The Metropolitan Theatre is going to be only one component of the Metropolitan Centre, which will involve “metropolitan puppet theatre, metropolitan circus, metropolitan people’s ensemble and the metropolitan string orchestra.” The first circus show was staged on 19 September, the first puppet theatre show will kick off on 3 October, and the first theatre premiere for the autumn season is scheduled for November 6, to be followed by a second one on 9 January, 2010.
“No matter what, this Centre will become important from the artistic and cultural point of view in the year 2010. We aim high,” says Londo.
At the same time, work has begun on the construction of two new halls within the premises of the Metropolitan Theatre – the globe hall and the basement hall will be ready for the public by the end of November. “No theatre in Albania has three halls which will function simultaneously under a new concept, a modern style and a new artistically structural organisation,” says the proud director.

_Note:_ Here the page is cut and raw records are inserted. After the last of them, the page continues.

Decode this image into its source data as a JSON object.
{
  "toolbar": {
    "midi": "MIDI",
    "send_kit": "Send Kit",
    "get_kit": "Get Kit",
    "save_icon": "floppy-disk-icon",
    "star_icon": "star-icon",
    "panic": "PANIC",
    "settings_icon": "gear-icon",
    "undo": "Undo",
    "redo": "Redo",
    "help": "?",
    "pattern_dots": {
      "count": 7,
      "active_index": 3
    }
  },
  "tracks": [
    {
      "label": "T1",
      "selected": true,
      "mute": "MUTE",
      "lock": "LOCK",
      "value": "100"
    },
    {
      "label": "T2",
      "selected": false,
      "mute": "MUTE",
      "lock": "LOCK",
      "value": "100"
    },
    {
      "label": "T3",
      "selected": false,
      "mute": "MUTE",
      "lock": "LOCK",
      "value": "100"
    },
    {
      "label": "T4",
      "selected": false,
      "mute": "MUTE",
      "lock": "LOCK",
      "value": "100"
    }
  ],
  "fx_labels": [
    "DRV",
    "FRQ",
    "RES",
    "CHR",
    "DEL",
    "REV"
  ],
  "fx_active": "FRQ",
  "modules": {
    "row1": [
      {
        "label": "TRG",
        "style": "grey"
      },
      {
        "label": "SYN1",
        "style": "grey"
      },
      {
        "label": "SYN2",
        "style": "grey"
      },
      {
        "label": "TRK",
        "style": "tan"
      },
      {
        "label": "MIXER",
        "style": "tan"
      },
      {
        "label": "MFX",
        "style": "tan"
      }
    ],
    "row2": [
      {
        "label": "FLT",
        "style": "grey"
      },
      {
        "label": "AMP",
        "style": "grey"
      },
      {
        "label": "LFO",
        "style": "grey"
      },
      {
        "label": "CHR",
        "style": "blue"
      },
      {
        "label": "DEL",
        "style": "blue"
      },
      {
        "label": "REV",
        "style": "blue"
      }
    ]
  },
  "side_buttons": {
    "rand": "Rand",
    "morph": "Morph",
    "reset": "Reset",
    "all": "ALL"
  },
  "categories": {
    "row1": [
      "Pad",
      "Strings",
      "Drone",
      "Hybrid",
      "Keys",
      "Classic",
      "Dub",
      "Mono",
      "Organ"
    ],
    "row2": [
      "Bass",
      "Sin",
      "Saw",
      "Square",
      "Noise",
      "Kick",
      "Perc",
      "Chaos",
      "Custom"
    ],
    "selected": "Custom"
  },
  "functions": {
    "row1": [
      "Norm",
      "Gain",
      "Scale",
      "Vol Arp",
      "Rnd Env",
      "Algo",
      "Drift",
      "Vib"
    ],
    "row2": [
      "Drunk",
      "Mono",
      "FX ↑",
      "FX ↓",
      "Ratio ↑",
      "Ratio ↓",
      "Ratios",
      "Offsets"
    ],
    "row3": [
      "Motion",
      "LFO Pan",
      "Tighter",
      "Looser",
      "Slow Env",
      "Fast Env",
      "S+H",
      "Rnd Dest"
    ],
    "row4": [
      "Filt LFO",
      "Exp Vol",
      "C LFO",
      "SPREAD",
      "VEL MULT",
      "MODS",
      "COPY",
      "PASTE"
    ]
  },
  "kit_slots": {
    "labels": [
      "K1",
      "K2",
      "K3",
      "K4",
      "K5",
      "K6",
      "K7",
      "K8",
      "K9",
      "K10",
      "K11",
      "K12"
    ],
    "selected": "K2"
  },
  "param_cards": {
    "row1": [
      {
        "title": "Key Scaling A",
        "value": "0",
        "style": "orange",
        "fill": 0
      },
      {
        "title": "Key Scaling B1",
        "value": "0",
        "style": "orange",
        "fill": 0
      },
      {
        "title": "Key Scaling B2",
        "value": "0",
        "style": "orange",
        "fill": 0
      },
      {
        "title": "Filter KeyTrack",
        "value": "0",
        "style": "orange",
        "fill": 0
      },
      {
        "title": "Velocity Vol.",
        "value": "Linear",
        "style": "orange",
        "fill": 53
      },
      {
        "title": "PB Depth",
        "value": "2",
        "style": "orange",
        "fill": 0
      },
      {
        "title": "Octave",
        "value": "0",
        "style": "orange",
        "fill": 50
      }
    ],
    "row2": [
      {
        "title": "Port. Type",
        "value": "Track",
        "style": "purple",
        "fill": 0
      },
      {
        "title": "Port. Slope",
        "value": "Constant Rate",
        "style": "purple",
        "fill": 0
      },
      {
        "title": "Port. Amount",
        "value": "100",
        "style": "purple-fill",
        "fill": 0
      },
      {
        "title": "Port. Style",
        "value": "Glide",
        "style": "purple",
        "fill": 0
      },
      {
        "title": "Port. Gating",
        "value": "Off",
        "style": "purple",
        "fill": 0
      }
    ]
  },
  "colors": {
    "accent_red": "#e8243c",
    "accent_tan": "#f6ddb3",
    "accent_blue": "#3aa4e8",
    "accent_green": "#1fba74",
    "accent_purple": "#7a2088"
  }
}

So far, the Metropolitan Theatre stage has welcomed a number of bilingual performances – either French and Albanian or Italian and Albanian. One of the successes of the institution was the staging of a conspicuous play by the Bosnian writer and poet, Abdulah Sidran - “To Zvornik I Left My Heart” - with the interpretation of an Albanian and Italian cast. Special plays are about to be staged in the theatre in the future.
“I'd like to do something special in the theatre genre. Of course, it is not easy. What I am doing is something daring and risky. But I think that doing nothing and crying is equally risky,” says Londo reconfirming his motto according to which “Great Art Deals with the Hard-to-Change Things.”